WASHINGTON, D.C. - "It is certainly possible" that President Barack Obama could make a decision on how many additional U.S. troops to send to Afghanistan before Afghanistan's runoff election scheduled for November 7th, White House Press Secretary Robert Gibbs said Wednesday.
While Gibbs said he "did not know" when the president would be making his decision, he left the door open for Obama to move forward sooner rather than later.
The comment comes as the administration tries to demonstrate it will work with the Afghan government, no matter what the outcome of the run off election, as long as it is seen as "legitimate" in the eyes of the Afghan people and the international community. White House officials are also taking pains to show the United States is not "interfering" in Afghanistan's elections, as the embattled President Hamid Karzai once warned against.
Tuesday Obama pledged, "moving forward, we will continue to work with our ISAF partners as well as the Afghan government, however this election turns out..."
Gibbs' remarks also come as the White House tries to discredit suggestions there is a rift between Secretary of Defense Robert Gates and Chief of Staff Rahm Emanuel over the urgency of Obama's decision on U.S. troop levels.
Sunday Emanuel said the United States had to determine it had "a credible Afghan partner" first. Gates said "we're not just going to sit on our hands, waiting for the outcome of this election and for the emergence of a government in Kabul."
Wednesday Gibbs pointed to new remarks Gates made over the controversy from Tokyo.
"Clearly having a run off, getting that behind us and then moving forward is very important, and I think that having some clarity in that makes a lot of sense because I think it gives us the likelihood of an outcome very quickly.

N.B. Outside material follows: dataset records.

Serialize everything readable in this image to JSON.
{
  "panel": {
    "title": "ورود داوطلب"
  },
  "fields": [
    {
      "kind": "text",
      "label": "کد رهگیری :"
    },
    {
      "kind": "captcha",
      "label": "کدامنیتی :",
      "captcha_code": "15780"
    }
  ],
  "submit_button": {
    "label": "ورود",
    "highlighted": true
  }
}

But I think we need to be realistic that the issues of corruption and governance that we are trying to work with the Afghan government on are not going to be solved simply by an outcome of the presidential election," Gates said. "This is going to be a work in progress, an evolutionary effort, and we need to be realistic about that."